Mindfulness and tea

The Taste, Smell and the Aroma of Tea
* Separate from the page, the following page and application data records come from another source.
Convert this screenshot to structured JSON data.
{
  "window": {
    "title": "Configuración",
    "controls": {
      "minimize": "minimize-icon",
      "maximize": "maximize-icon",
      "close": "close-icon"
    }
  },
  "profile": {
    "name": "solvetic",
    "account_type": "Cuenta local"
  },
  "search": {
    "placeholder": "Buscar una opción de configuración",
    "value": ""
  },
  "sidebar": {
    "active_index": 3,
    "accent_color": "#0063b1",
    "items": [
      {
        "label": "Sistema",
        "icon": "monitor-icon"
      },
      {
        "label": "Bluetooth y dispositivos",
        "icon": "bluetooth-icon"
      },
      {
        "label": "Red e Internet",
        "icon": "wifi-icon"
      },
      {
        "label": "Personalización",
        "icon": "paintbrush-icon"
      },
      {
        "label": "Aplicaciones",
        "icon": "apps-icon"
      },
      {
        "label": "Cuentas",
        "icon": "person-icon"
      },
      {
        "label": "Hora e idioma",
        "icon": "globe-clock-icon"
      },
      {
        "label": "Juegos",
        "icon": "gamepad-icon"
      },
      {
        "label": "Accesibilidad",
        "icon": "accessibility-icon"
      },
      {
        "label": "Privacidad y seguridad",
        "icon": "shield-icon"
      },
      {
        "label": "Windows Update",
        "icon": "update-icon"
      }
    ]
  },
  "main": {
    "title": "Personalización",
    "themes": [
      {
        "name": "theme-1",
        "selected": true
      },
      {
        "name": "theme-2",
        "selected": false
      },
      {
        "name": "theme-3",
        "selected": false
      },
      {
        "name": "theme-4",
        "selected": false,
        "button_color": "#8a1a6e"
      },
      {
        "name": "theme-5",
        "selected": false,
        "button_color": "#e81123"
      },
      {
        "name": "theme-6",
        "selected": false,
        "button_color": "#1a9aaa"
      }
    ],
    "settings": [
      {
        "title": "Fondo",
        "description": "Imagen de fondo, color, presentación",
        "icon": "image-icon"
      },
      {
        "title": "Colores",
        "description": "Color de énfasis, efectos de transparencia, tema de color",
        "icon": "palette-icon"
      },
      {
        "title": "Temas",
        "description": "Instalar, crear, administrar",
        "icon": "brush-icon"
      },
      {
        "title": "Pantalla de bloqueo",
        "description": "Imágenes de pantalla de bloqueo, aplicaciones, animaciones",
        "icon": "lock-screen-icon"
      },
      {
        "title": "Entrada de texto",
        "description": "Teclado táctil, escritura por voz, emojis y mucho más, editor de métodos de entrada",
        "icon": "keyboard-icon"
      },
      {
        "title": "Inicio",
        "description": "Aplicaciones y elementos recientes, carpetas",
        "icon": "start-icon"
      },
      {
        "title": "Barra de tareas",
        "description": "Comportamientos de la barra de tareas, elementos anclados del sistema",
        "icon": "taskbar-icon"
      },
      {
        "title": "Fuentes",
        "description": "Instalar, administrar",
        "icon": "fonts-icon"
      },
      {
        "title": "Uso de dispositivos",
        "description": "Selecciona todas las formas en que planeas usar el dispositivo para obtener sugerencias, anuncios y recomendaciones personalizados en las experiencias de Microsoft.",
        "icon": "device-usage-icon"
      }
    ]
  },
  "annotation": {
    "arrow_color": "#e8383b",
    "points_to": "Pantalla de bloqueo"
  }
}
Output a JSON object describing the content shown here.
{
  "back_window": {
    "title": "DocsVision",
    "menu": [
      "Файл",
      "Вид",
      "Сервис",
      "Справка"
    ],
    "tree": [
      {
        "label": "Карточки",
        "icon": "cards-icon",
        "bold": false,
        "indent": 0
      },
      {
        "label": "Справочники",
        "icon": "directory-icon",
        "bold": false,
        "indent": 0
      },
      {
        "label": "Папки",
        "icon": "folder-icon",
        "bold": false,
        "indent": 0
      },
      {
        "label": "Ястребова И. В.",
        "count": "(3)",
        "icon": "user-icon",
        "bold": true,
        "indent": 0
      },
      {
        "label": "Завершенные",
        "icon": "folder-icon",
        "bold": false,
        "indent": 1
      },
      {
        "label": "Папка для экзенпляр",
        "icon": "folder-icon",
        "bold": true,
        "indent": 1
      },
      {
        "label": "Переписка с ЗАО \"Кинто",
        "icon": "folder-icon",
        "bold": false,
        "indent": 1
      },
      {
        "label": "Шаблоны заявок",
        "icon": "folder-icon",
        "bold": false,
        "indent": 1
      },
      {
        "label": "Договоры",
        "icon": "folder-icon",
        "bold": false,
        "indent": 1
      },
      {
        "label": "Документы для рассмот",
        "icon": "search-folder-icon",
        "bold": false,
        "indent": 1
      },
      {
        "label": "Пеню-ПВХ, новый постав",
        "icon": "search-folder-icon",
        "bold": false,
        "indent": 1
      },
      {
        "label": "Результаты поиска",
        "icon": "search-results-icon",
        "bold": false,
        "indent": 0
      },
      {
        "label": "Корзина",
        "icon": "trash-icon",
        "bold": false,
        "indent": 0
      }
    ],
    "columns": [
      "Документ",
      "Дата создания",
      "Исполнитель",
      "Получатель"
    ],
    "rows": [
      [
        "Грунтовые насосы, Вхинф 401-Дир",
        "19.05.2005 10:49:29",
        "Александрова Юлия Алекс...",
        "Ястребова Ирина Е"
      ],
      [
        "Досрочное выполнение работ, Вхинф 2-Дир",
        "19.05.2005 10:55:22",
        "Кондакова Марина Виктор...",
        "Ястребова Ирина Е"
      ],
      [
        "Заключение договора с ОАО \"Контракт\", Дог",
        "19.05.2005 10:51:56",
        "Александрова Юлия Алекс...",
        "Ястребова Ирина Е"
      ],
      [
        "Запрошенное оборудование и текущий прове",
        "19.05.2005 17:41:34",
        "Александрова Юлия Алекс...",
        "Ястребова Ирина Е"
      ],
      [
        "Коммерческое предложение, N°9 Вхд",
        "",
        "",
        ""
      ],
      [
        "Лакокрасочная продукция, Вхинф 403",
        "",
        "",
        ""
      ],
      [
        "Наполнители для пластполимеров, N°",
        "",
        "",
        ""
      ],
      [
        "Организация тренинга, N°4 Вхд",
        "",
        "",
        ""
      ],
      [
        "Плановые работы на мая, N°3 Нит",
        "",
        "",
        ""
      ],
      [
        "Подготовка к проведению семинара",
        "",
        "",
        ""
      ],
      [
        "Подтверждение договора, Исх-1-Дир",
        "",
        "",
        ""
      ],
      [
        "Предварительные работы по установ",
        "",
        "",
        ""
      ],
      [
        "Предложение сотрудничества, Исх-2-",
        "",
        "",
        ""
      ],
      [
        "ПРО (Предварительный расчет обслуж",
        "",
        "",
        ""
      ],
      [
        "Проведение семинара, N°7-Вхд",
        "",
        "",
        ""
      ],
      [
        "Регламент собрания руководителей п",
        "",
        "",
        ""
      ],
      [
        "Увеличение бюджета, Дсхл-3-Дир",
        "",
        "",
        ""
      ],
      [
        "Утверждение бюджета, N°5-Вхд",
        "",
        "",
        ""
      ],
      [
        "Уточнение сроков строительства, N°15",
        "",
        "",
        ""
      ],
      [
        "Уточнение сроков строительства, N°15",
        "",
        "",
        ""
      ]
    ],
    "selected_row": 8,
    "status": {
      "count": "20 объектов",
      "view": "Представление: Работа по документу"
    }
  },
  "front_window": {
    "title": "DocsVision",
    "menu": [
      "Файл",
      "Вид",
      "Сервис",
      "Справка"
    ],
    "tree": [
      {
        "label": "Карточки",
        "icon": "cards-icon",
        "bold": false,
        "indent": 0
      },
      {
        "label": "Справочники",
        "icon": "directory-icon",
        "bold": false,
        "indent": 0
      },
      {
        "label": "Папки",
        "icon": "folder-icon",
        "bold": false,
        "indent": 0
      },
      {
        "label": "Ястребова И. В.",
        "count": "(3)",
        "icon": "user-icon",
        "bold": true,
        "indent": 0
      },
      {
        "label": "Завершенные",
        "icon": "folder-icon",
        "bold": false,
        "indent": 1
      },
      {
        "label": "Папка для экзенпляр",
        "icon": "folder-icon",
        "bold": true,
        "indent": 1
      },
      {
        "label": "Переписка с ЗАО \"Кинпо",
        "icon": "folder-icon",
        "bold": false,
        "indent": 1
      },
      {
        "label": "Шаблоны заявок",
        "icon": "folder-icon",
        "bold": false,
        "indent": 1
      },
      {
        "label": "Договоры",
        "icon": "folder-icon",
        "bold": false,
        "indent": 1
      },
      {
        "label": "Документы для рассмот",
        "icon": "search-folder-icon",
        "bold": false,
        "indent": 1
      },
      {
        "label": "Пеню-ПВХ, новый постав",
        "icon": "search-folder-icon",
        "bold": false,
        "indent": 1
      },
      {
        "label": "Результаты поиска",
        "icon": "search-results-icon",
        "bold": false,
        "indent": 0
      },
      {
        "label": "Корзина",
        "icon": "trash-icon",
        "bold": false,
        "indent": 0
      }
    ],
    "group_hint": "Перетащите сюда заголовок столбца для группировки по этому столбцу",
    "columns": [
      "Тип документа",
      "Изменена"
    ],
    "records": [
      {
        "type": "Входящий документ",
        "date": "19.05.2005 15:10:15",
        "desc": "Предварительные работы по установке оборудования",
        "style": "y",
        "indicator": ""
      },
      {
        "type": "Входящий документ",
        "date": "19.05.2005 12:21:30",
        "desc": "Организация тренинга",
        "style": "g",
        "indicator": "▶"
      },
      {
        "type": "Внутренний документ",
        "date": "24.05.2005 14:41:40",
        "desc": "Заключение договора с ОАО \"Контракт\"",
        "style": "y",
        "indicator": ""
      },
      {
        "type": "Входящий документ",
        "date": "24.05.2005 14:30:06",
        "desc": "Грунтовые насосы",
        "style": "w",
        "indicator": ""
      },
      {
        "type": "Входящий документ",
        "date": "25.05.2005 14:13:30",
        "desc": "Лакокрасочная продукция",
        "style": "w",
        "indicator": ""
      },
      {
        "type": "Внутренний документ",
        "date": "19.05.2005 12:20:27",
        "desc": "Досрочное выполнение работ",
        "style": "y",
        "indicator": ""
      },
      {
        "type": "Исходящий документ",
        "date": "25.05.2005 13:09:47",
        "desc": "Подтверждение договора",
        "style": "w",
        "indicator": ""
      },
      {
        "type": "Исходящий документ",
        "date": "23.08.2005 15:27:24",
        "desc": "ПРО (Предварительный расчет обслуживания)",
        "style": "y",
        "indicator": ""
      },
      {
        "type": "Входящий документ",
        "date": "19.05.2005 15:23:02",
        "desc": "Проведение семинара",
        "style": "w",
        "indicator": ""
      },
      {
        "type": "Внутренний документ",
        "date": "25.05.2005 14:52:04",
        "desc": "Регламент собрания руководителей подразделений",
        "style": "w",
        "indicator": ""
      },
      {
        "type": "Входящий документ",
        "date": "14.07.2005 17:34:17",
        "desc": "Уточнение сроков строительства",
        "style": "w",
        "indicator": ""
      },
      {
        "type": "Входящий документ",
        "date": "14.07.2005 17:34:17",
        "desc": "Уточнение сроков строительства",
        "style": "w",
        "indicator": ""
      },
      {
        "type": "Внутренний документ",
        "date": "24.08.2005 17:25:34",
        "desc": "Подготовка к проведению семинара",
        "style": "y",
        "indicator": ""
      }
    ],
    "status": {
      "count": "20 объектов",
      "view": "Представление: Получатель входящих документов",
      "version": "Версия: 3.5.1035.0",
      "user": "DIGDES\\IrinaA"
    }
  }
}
Mindfulness in doing things has highlighted the peak experiences of hill climbers, athletes, musicians, poets and artists, with absence of self-consciousness, enjoyment, relaxation, time slowing down and immersed in the present moment—radically a new way of dealing with boredom and slothfulness in life. We may add to this list, bringing mindfulness to the act of drinking tea, paying attention in the body, feeling, touching, sipping tea, tasting in the wonderful present moment, smelling the aroma—an art the Japanese Zen masters converted into a virtual ceremony. A stimulating cup of tea would cut across moments of dullness, anxiety and loss of energy. When you immerse a tea bag in hot water, the transformation of colour is vivid, the smell of the aromatic tea is legendry—smell and emotion are not only metaphorical but is founded on the evolution of the brain, as emotions grow out of the ability of the brain to smell (Rachel Herz, The Scent of Desire, a book I found in a Roadside Bookshop). Mindful taste and smell of tea makes the drinking of tea a virtual ‘Peak Experience’.